Lake Nakuru - Conservation and Development
Africa/Madagascar > East Africa > Kenya
This project has been designed to set up pilot conservation awareness programmes around the Lake Nakuru National Park in Kenya to highlight the importance of conservation for human survival, quality of life, and sustainable development. Problem areas which the project will address include reduction of firewood consumption in order to protect the remaining forested areas, halting soil erosion, and prevention of water pollution in the Lake Nakuru catchment areas. The results will be widely publicized throughout Kenya.
The Lake Nakuru National Park is a world-famous conservation area and a designated Ramsar site. It faces ever increasing pressures from surrounding human development activities. This conservation area plays a valuable role in the Kenyan tourist industry, the largest foreign exchange earning sector of that country's economy. It is a national and international asset which clearly deserves protection.
WWF has been supporting the conservation of Lake Nakuru National Park for the past 25 years. This support has included the purchase of land to expand the park to an ecologically sustainable size, the establishment of a sanctuary for the black rhino and support for wildlife clubs and conservation education in the area.
In 1988 WWF initiated the Lake Nakuru Conservation and Development project.
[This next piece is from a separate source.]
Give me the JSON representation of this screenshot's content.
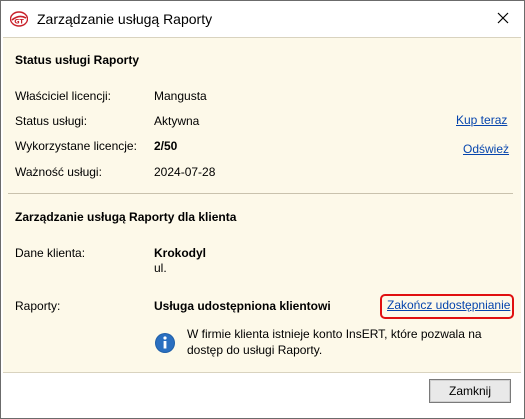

The project has promoted the adoption of sound conservation practices in the developments within the lake's catchment area. During the period 1988 to 1991, the following critical problems were identified: soil erosion within the expanding agricultural settlements, resulting in declining agricultural productivity and increasing siltation of the lake; alteration in the hydrology of the catchment and the properties of the lake's water resources; pollution of the lake and the feeding rivers by domestic, industrial and agricultural pollutants; failure of land-use planning within the catchment to integrate environmental considerations into development strategies; alienation of the park's neighbours, due to the depredations of wildlife pests on agricultural crops and the absence of any mechanisms to encourage local residents to support the future survival of the park.
Since 1988 the project has received part funding from the United Kingdom's Department for International Development - Joint Funding Scheme (DFID-JFS). European Commission (EC) funding came on line in May 1995 to run concurrently with DFID-JFS funding.
1. Ensure the long-term protection of the Lake Nakuru ecosystem and its catchment through the protection of economically viable, conservation-based land-use and development.
2. Increase environmental awareness among members of the public and draw attention to the impact of human activity on Lake Nakuru National Park.
3. Promote and actively support environmental conservation and sustainable land use in the catchment basin.
4. Monitor the hydrology of the catchment and the human impacts on the lake's ecosystem, establish guidelines for long-term ecological monitoring of Lake Nakuru and make recommendations for water management.
5. Integrate environmental policies into the planning and management of developments within the catchment basin.